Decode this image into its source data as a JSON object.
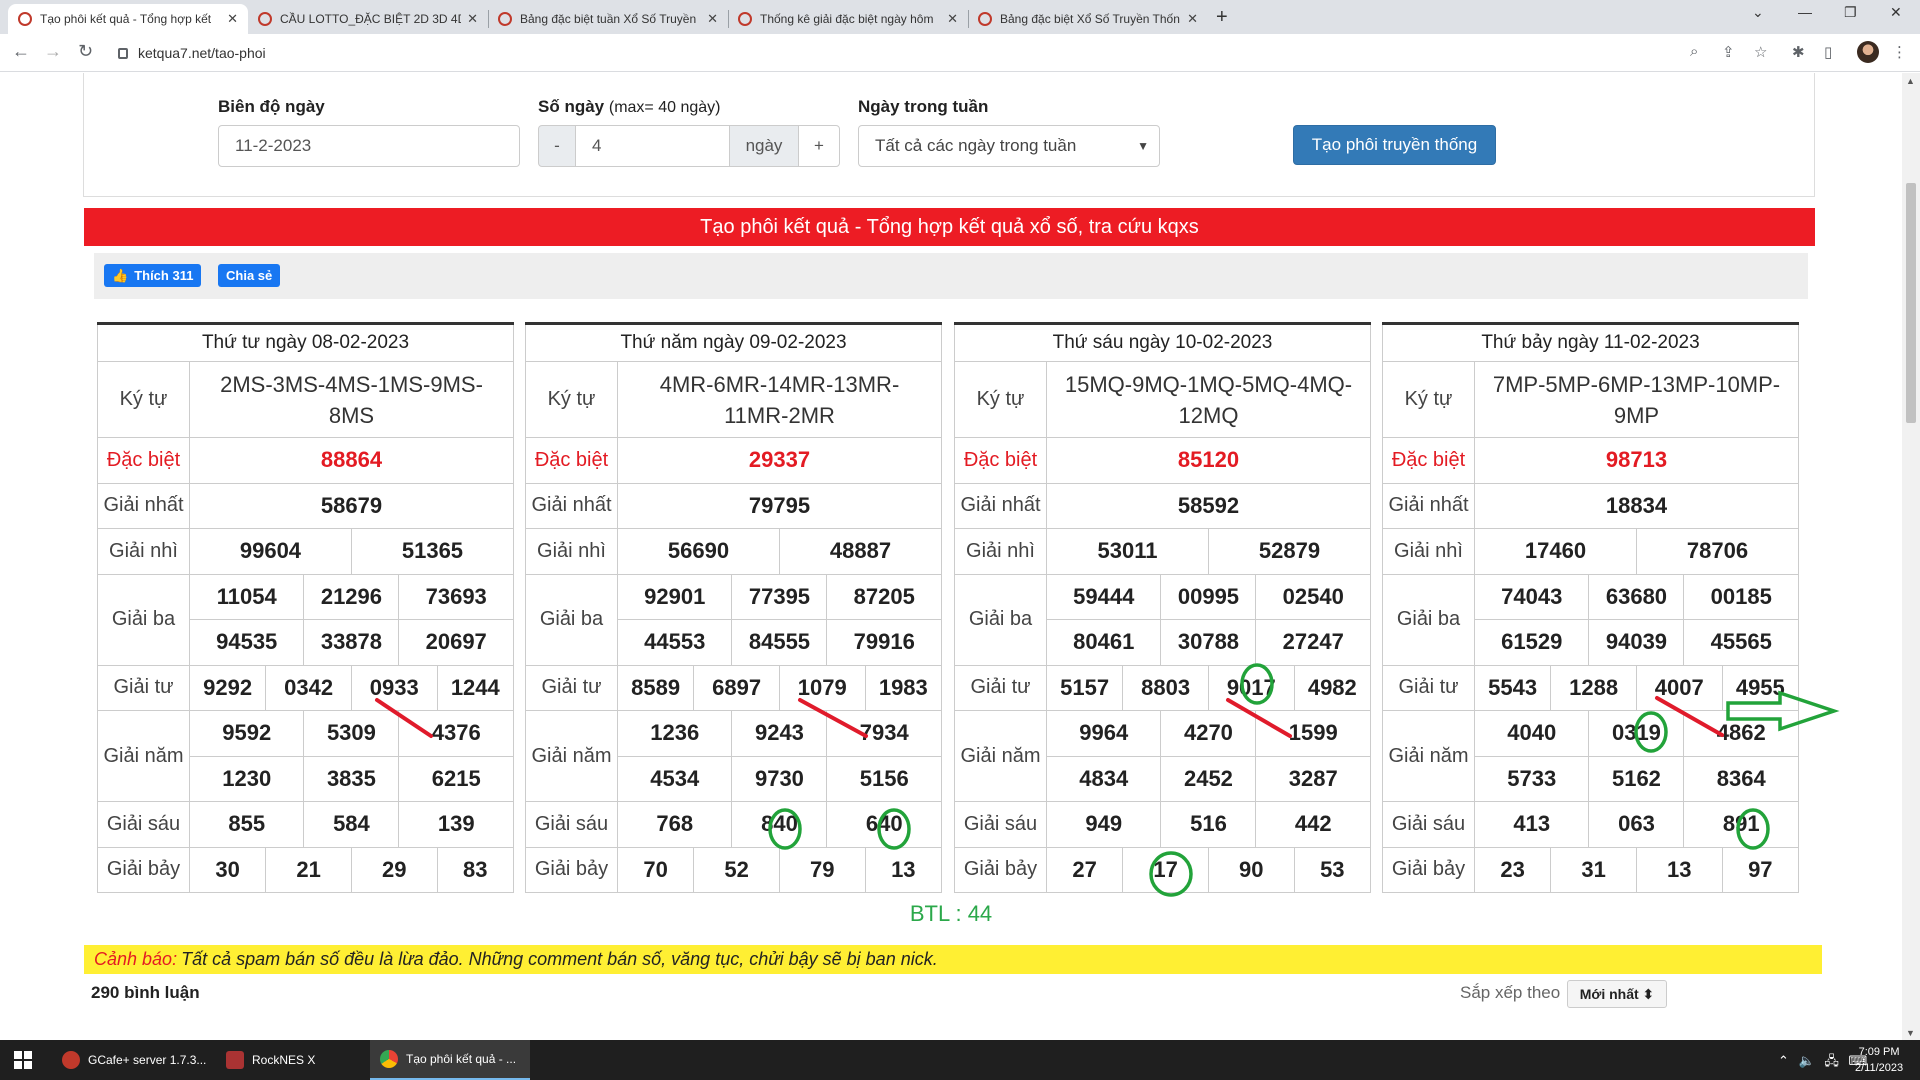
{
  "browser": {
    "tabs": [
      {
        "title": "Tạo phôi kết quả - Tổng hợp kết"
      },
      {
        "title": "CẦU LOTTO_ĐẶC BIỆT 2D 3D 4D"
      },
      {
        "title": "Bảng đặc biệt tuần Xổ Số Truyền"
      },
      {
        "title": "Thống kê giải đặc biệt ngày hôm"
      },
      {
        "title": "Bảng đặc biệt Xổ Số Truyền Thốn"
      }
    ],
    "url": "ketqua7.net/tao-phoi"
  },
  "form": {
    "range_label": "Biên độ ngày",
    "range_value": "11-2-2023",
    "days_label": "Số ngày",
    "days_note": "(max= 40 ngày)",
    "minus": "-",
    "days_value": "4",
    "days_unit": "ngày",
    "plus": "+",
    "weekday_label": "Ngày trong tuần",
    "weekday_value": "Tất cả các ngày trong tuần",
    "generate_button": "Tạo phôi truyền thống"
  },
  "banner": "Tạo phôi kết quả - Tổng hợp kết quả xổ số, tra cứu kqxs",
  "social": {
    "like": "Thích 311",
    "share": "Chia sẻ"
  },
  "labels": {
    "kytu": "Ký tự",
    "db": "Đặc biệt",
    "g1": "Giải nhất",
    "g2": "Giải nhì",
    "g3": "Giải ba",
    "g4": "Giải tư",
    "g5": "Giải năm",
    "g6": "Giải sáu",
    "g7": "Giải bảy"
  },
  "days": [
    {
      "header": "Thứ tư ngày 08-02-2023",
      "kytu": "2MS-3MS-4MS-1MS-9MS-8MS",
      "db": "88864",
      "g1": "58679",
      "g2": [
        "99604",
        "51365"
      ],
      "g3": [
        "11054",
        "21296",
        "73693",
        "94535",
        "33878",
        "20697"
      ],
      "g4": [
        "9292",
        "0342",
        "0933",
        "1244"
      ],
      "g5": [
        "9592",
        "5309",
        "4376",
        "1230",
        "3835",
        "6215"
      ],
      "g6": [
        "855",
        "584",
        "139"
      ],
      "g7": [
        "30",
        "21",
        "29",
        "83"
      ]
    },
    {
      "header": "Thứ năm ngày 09-02-2023",
      "kytu": "4MR-6MR-14MR-13MR-11MR-2MR",
      "db": "29337",
      "g1": "79795",
      "g2": [
        "56690",
        "48887"
      ],
      "g3": [
        "92901",
        "77395",
        "87205",
        "44553",
        "84555",
        "79916"
      ],
      "g4": [
        "8589",
        "6897",
        "1079",
        "1983"
      ],
      "g5": [
        "1236",
        "9243",
        "7934",
        "4534",
        "9730",
        "5156"
      ],
      "g6": [
        "768",
        "840",
        "640"
      ],
      "g7": [
        "70",
        "52",
        "79",
        "13"
      ]
    },
    {
      "header": "Thứ sáu ngày 10-02-2023",
      "kytu": "15MQ-9MQ-1MQ-5MQ-4MQ-12MQ",
      "db": "85120",
      "g1": "58592",
      "g2": [
        "53011",
        "52879"
      ],
      "g3": [
        "59444",
        "00995",
        "02540",
        "80461",
        "30788",
        "27247"
      ],
      "g4": [
        "5157",
        "8803",
        "9017",
        "4982"
      ],
      "g5": [
        "9964",
        "4270",
        "1599",
        "4834",
        "2452",
        "3287"
      ],
      "g6": [
        "949",
        "516",
        "442"
      ],
      "g7": [
        "27",
        "17",
        "90",
        "53"
      ]
    },
    {
      "header": "Thứ bảy ngày 11-02-2023",
      "kytu": "7MP-5MP-6MP-13MP-10MP-9MP",
      "db": "98713",
      "g1": "18834",
      "g2": [
        "17460",
        "78706"
      ],
      "g3": [
        "74043",
        "63680",
        "00185",
        "61529",
        "94039",
        "45565"
      ],
      "g4": [
        "5543",
        "1288",
        "4007",
        "4955"
      ],
      "g5": [
        "4040",
        "0319",
        "4862",
        "5733",
        "5162",
        "8364"
      ],
      "g6": [
        "413",
        "063",
        "891"
      ],
      "g7": [
        "23",
        "31",
        "13",
        "97"
      ]
    }
  ],
  "btl": "BTL : 44",
  "warning": {
    "prefix": "Cảnh báo:",
    "text": "Tất cả spam bán số đều là lừa đảo. Những comment bán số, văng tục, chửi bậy sẽ bị ban nick."
  },
  "comments": {
    "count": "290 bình luận",
    "sort_label": "Sắp xếp theo",
    "sort_value": "Mới nhất ⬍"
  },
  "annotation_colors": {
    "line": "#e01b2b",
    "circle": "#22a33a",
    "arrow": "#22a33a"
  },
  "taskbar": {
    "apps": [
      "GCafe+ server 1.7.3...",
      "RockNES X",
      "Tạo phôi kết quả - ..."
    ],
    "time": "7:09 PM",
    "date": "2/11/2023"
  }
}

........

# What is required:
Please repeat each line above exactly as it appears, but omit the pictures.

# Exercise answer:
Decode this image into its source data as a JSON object.
{
  "browser": {
    "tabs": [
      {
        "title": "Tạo phôi kết quả - Tổng hợp kết"
      },
      {
        "title": "CẦU LOTTO_ĐẶC BIỆT 2D 3D 4D"
      },
      {
        "title": "Bảng đặc biệt tuần Xổ Số Truyền"
      },
      {
        "title": "Thống kê giải đặc biệt ngày hôm"
      },
      {
        "title": "Bảng đặc biệt Xổ Số Truyền Thốn"
      }
    ],
    "url": "ketqua7.net/tao-phoi"
  },
  "form": {
    "range_label": "Biên độ ngày",
    "range_value": "11-2-2023",
    "days_label": "Số ngày",
    "days_note": "(max= 40 ngày)",
    "minus": "-",
    "days_value": "4",
    "days_unit": "ngày",
    "plus": "+",
    "weekday_label": "Ngày trong tuần",
    "weekday_value": "Tất cả các ngày trong tuần",
    "generate_button": "Tạo phôi truyền thống"
  },
  "banner": "Tạo phôi kết quả - Tổng hợp kết quả xổ số, tra cứu kqxs",
  "social": {
    "like": "Thích 311",
    "share": "Chia sẻ"
  },
  "labels": {
    "kytu": "Ký tự",
    "db": "Đặc biệt",
    "g1": "Giải nhất",
    "g2": "Giải nhì",
    "g3": "Giải ba",
    "g4": "Giải tư",
    "g5": "Giải năm",
    "g6": "Giải sáu",
    "g7": "Giải bảy"
  },
  "days": [
    {
      "header": "Thứ tư ngày 08-02-2023",
      "kytu": "2MS-3MS-4MS-1MS-9MS-8MS",
      "db": "88864",
      "g1": "58679",
      "g2": [
        "99604",
        "51365"
      ],
      "g3": [
        "11054",
        "21296",
        "73693",
        "94535",
        "33878",
        "20697"
      ],
      "g4": [
        "9292",
        "0342",
        "0933",
        "1244"
      ],
      "g5": [
        "9592",
        "5309",
        "4376",
        "1230",
        "3835",
        "6215"
      ],
      "g6": [
        "855",
        "584",
        "139"
      ],
      "g7": [
        "30",
        "21",
        "29",
        "83"
      ]
    },
    {
      "header": "Thứ năm ngày 09-02-2023",
      "kytu": "4MR-6MR-14MR-13MR-11MR-2MR",
      "db": "29337",
      "g1": "79795",
      "g2": [
        "56690",
        "48887"
      ],
      "g3": [
        "92901",
        "77395",
        "87205",
        "44553",
        "84555",
        "79916"
      ],
      "g4": [
        "8589",
        "6897",
        "1079",
        "1983"
      ],
      "g5": [
        "1236",
        "9243",
        "7934",
        "4534",
        "9730",
        "5156"
      ],
      "g6": [
        "768",
        "840",
        "640"
      ],
      "g7": [
        "70",
        "52",
        "79",
        "13"
      ]
    },
    {
      "header": "Thứ sáu ngày 10-02-2023",
      "kytu": "15MQ-9MQ-1MQ-5MQ-4MQ-12MQ",
      "db": "85120",
      "g1": "58592",
      "g2": [
        "53011",
        "52879"
      ],
      "g3": [
        "59444",
        "00995",
        "02540",
        "80461",
        "30788",
        "27247"
      ],
      "g4": [
        "5157",
        "8803",
        "9017",
        "4982"
      ],
      "g5": [
        "9964",
        "4270",
        "1599",
        "4834",
        "2452",
        "3287"
      ],
      "g6": [
        "949",
        "516",
        "442"
      ],
      "g7": [
        "27",
        "17",
        "90",
        "53"
      ]
    },
    {
      "header": "Thứ bảy ngày 11-02-2023",
      "kytu": "7MP-5MP-6MP-13MP-10MP-9MP",
      "db": "98713",
      "g1": "18834",
      "g2": [
        "17460",
        "78706"
      ],
      "g3": [
        "74043",
        "63680",
        "00185",
        "61529",
        "94039",
        "45565"
      ],
      "g4": [
        "5543",
        "1288",
        "4007",
        "4955"
      ],
      "g5": [
        "4040",
        "0319",
        "4862",
        "5733",
        "5162",
        "8364"
      ],
      "g6": [
        "413",
        "063",
        "891"
      ],
      "g7": [
        "23",
        "31",
        "13",
        "97"
      ]
    }
  ],
  "btl": "BTL : 44",
  "warning": {
    "prefix": "Cảnh báo:",
    "text": "Tất cả spam bán số đều là lừa đảo. Những comment bán số, văng tục, chửi bậy sẽ bị ban nick."
  },
  "comments": {
    "count": "290 bình luận",
    "sort_label": "Sắp xếp theo",
    "sort_value": "Mới nhất ⬍"
  },
  "annotation_colors": {
    "line": "#e01b2b",
    "circle": "#22a33a",
    "arrow": "#22a33a"
  },
  "taskbar": {
    "apps": [
      "GCafe+ server 1.7.3...",
      "RockNES X",
      "Tạo phôi kết quả - ..."
    ],
    "time": "7:09 PM",
    "date": "2/11/2023"
  }
}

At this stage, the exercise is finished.